Start of Information shown

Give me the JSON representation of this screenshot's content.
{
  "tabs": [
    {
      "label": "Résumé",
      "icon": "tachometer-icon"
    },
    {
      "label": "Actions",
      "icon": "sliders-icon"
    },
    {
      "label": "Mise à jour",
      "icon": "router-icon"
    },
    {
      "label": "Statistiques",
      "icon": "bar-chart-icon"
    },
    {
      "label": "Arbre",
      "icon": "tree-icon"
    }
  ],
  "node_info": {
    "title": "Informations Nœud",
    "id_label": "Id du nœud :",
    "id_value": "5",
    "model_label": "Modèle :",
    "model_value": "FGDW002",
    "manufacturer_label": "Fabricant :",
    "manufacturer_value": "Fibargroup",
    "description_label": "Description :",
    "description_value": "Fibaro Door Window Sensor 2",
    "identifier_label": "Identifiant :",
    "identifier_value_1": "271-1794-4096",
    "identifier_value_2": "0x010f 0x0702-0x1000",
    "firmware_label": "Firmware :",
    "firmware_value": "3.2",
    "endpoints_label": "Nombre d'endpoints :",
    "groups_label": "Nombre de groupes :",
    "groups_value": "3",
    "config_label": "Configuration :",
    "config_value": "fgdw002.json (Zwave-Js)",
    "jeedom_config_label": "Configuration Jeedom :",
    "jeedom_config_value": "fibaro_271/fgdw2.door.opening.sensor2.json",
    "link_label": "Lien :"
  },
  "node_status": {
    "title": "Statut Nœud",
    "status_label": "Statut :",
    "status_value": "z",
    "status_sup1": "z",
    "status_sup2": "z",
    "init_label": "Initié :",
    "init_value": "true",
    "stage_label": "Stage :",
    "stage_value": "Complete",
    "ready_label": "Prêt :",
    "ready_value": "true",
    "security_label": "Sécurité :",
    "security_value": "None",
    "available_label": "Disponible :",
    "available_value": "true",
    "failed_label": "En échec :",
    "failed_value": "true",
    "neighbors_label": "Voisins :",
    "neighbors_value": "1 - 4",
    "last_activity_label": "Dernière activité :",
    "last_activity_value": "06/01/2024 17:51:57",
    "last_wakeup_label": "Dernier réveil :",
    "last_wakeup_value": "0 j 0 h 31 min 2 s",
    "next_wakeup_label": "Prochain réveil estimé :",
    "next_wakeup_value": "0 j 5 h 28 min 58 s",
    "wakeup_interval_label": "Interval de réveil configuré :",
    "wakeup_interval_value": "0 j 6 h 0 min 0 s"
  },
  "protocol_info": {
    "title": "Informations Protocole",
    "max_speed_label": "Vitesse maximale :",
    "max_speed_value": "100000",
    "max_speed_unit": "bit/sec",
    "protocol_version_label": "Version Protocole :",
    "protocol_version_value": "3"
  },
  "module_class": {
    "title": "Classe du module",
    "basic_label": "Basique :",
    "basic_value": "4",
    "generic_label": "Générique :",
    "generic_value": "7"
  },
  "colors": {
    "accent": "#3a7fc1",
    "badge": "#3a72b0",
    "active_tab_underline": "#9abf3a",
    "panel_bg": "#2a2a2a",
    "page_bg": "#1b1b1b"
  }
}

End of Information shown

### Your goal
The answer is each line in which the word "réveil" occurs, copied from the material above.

### Response to this exercise
    "last_wakeup_label": "Dernier réveil :",
    "next_wakeup_label": "Prochain réveil estimé :",
    "wakeup_interval_label": "Interval de réveil configuré :",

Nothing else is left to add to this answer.